* [Task directions] In the records that come next, find every line with "subtitle". Return those lines.
───── Material supplied ─────
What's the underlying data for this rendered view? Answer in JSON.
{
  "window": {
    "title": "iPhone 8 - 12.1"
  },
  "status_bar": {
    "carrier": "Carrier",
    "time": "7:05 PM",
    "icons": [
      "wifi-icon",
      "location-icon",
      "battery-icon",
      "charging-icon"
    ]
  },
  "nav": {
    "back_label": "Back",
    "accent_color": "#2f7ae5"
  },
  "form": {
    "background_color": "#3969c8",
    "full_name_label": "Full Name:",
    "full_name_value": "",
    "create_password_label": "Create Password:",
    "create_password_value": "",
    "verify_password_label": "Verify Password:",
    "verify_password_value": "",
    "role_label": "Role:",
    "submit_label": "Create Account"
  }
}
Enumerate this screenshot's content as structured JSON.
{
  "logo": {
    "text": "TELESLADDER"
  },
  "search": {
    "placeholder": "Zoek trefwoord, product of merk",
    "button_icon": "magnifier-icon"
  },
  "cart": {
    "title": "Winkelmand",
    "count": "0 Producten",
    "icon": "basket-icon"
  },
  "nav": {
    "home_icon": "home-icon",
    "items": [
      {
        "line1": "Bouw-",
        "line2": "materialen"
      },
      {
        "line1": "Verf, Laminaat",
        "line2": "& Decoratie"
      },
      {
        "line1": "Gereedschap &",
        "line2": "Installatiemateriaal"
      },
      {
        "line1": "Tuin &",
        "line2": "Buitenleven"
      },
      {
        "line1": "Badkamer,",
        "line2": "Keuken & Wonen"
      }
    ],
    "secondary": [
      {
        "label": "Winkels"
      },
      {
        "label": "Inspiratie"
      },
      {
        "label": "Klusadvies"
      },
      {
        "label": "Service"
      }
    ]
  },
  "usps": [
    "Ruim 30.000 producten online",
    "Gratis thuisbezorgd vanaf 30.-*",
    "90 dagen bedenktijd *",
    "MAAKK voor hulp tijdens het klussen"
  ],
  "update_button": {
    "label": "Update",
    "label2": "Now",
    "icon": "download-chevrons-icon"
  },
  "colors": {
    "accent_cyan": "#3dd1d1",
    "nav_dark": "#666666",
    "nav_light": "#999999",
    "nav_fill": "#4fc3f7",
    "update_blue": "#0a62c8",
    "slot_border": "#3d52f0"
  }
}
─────
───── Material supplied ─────
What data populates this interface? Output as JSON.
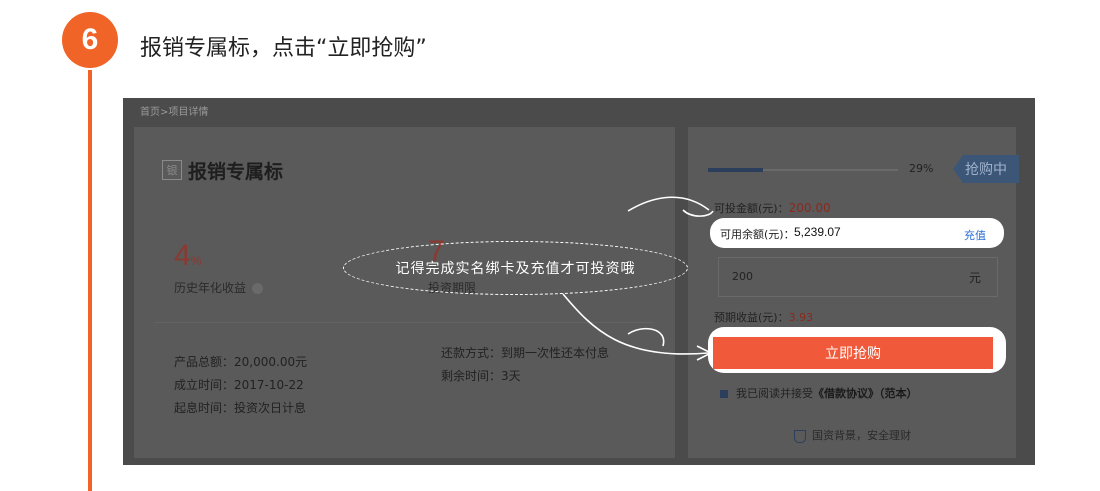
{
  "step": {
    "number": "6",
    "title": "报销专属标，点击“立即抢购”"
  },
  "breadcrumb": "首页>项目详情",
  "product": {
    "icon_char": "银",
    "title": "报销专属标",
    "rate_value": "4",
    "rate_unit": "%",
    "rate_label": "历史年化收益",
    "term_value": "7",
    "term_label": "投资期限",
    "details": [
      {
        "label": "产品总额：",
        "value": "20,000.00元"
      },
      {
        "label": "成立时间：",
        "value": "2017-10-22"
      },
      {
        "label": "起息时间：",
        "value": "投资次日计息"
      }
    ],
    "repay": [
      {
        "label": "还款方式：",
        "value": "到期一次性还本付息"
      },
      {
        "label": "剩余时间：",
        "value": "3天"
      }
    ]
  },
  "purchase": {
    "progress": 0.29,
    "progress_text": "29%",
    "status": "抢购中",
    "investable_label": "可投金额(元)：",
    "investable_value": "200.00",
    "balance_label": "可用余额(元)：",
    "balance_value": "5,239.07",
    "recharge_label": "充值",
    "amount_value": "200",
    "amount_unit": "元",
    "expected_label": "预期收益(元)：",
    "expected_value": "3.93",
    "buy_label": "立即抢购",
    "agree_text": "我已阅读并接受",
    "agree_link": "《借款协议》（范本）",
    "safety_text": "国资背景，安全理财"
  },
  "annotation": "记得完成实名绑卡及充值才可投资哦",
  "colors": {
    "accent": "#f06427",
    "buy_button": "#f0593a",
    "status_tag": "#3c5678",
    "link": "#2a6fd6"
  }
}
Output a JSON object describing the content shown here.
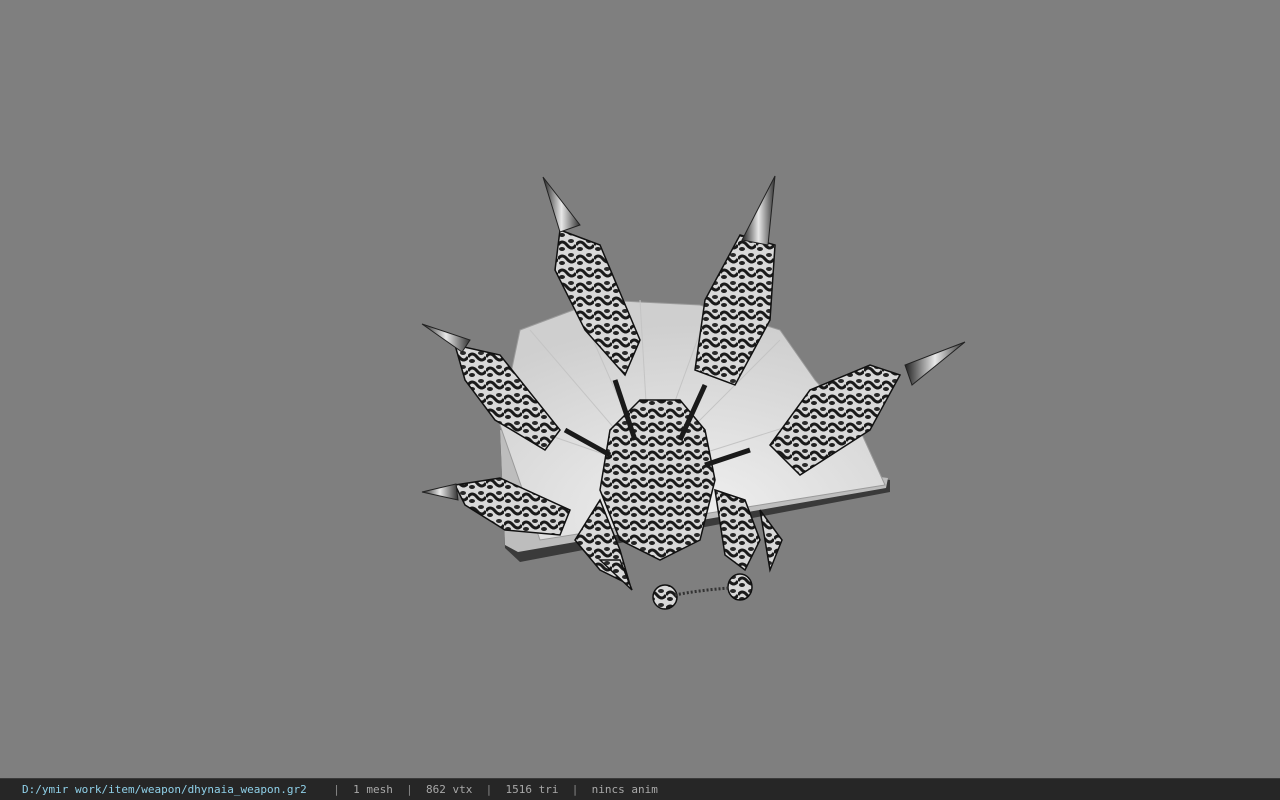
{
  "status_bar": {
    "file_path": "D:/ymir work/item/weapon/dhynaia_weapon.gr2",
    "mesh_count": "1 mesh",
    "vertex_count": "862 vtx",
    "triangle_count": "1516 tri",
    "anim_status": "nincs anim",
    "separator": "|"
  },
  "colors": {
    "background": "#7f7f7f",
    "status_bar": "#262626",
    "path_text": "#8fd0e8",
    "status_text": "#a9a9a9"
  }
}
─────
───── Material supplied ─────
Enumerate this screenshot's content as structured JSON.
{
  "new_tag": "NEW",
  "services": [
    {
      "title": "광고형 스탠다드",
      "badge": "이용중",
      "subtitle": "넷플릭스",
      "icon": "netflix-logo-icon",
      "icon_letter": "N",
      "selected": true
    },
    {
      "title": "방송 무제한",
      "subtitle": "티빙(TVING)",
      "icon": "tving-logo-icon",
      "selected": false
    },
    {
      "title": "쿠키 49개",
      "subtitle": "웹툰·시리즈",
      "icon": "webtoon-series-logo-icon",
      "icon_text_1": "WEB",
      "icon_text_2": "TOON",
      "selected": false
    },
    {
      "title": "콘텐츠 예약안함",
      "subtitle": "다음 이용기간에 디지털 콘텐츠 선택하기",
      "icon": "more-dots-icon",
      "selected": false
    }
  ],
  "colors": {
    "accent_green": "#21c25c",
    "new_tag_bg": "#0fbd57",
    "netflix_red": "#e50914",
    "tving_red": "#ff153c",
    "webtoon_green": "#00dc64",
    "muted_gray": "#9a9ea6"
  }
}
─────
* [Result for this task]
      "subtitle": "넷플릭스",
      "subtitle": "티빙(TVING)",
      "subtitle": "웹툰·시리즈",
      "subtitle": "다음 이용기간에 디지털 콘텐츠 선택하기",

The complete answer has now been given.